Available data Block Start

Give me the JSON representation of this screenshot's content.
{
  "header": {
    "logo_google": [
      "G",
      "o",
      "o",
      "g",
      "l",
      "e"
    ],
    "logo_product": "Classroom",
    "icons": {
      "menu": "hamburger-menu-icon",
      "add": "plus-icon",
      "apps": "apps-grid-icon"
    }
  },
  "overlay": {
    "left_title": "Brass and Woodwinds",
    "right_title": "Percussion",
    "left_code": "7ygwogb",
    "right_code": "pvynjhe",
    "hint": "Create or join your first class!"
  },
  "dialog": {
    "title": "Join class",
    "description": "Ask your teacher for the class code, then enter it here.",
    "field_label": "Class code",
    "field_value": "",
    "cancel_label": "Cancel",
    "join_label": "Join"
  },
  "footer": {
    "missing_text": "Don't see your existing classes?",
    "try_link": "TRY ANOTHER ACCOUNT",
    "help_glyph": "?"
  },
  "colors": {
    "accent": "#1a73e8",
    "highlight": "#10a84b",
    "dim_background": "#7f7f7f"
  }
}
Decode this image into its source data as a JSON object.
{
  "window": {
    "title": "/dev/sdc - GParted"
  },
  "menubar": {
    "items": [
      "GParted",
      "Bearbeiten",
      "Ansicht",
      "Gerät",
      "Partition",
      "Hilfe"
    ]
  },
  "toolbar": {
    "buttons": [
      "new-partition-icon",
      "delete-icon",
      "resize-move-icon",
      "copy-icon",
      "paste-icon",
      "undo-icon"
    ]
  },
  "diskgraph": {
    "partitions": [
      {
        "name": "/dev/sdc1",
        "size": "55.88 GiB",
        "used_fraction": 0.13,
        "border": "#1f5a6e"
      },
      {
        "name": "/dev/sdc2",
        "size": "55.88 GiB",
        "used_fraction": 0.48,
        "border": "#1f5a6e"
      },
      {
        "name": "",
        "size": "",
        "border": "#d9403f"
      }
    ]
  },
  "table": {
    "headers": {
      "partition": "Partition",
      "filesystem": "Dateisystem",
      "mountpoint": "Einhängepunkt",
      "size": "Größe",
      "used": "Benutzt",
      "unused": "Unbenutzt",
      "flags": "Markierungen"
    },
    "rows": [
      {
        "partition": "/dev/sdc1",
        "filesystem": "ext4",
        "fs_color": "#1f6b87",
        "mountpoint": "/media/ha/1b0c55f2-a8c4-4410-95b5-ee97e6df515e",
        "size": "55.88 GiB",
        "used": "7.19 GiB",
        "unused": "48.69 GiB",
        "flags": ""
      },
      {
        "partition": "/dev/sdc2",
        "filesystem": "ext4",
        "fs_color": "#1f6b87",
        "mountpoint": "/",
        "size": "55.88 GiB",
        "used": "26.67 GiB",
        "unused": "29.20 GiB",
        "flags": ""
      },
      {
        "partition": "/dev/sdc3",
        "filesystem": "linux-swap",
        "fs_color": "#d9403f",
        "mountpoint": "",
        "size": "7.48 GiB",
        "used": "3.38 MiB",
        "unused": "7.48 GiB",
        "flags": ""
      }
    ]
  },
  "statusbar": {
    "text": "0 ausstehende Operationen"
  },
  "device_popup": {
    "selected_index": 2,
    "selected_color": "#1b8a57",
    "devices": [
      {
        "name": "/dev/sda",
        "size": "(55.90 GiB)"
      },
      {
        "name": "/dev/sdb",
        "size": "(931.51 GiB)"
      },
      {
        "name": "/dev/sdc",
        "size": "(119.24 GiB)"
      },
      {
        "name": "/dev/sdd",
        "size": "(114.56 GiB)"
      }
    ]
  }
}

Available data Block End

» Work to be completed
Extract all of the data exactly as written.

» Output for this exercise
Give me the JSON representation of this screenshot's content.
{
  "header": {
    "logo_google": [
      "G",
      "o",
      "o",
      "g",
      "l",
      "e"
    ],
    "logo_product": "Classroom",
    "icons": {
      "menu": "hamburger-menu-icon",
      "add": "plus-icon",
      "apps": "apps-grid-icon"
    }
  },
  "overlay": {
    "left_title": "Brass and Woodwinds",
    "right_title": "Percussion",
    "left_code": "7ygwogb",
    "right_code": "pvynjhe",
    "hint": "Create or join your first class!"
  },
  "dialog": {
    "title": "Join class",
    "description": "Ask your teacher for the class code, then enter it here.",
    "field_label": "Class code",
    "field_value": "",
    "cancel_label": "Cancel",
    "join_label": "Join"
  },
  "footer": {
    "missing_text": "Don't see your existing classes?",
    "try_link": "TRY ANOTHER ACCOUNT",
    "help_glyph": "?"
  },
  "colors": {
    "accent": "#1a73e8",
    "highlight": "#10a84b",
    "dim_background": "#7f7f7f"
  }
}
Decode this image into its source data as a JSON object.
{
  "window": {
    "title": "/dev/sdc - GParted"
  },
  "menubar": {
    "items": [
      "GParted",
      "Bearbeiten",
      "Ansicht",
      "Gerät",
      "Partition",
      "Hilfe"
    ]
  },
  "toolbar": {
    "buttons": [
      "new-partition-icon",
      "delete-icon",
      "resize-move-icon",
      "copy-icon",
      "paste-icon",
      "undo-icon"
    ]
  },
  "diskgraph": {
    "partitions": [
      {
        "name": "/dev/sdc1",
        "size": "55.88 GiB",
        "used_fraction": 0.13,
        "border": "#1f5a6e"
      },
      {
        "name": "/dev/sdc2",
        "size": "55.88 GiB",
        "used_fraction": 0.48,
        "border": "#1f5a6e"
      },
      {
        "name": "",
        "size": "",
        "border": "#d9403f"
      }
    ]
  },
  "table": {
    "headers": {
      "partition": "Partition",
      "filesystem": "Dateisystem",
      "mountpoint": "Einhängepunkt",
      "size": "Größe",
      "used": "Benutzt",
      "unused": "Unbenutzt",
      "flags": "Markierungen"
    },
    "rows": [
      {
        "partition": "/dev/sdc1",
        "filesystem": "ext4",
        "fs_color": "#1f6b87",
        "mountpoint": "/media/ha/1b0c55f2-a8c4-4410-95b5-ee97e6df515e",
        "size": "55.88 GiB",
        "used": "7.19 GiB",
        "unused": "48.69 GiB",
        "flags": ""
      },
      {
        "partition": "/dev/sdc2",
        "filesystem": "ext4",
        "fs_color": "#1f6b87",
        "mountpoint": "/",
        "size": "55.88 GiB",
        "used": "26.67 GiB",
        "unused": "29.20 GiB",
        "flags": ""
      },
      {
        "partition": "/dev/sdc3",
        "filesystem": "linux-swap",
        "fs_color": "#d9403f",
        "mountpoint": "",
        "size": "7.48 GiB",
        "used": "3.38 MiB",
        "unused": "7.48 GiB",
        "flags": ""
      }
    ]
  },
  "statusbar": {
    "text": "0 ausstehende Operationen"
  },
  "device_popup": {
    "selected_index": 2,
    "selected_color": "#1b8a57",
    "devices": [
      {
        "name": "/dev/sda",
        "size": "(55.90 GiB)"
      },
      {
        "name": "/dev/sdb",
        "size": "(931.51 GiB)"
      },
      {
        "name": "/dev/sdc",
        "size": "(119.24 GiB)"
      },
      {
        "name": "/dev/sdd",
        "size": "(114.56 GiB)"
      }
    ]
  }
}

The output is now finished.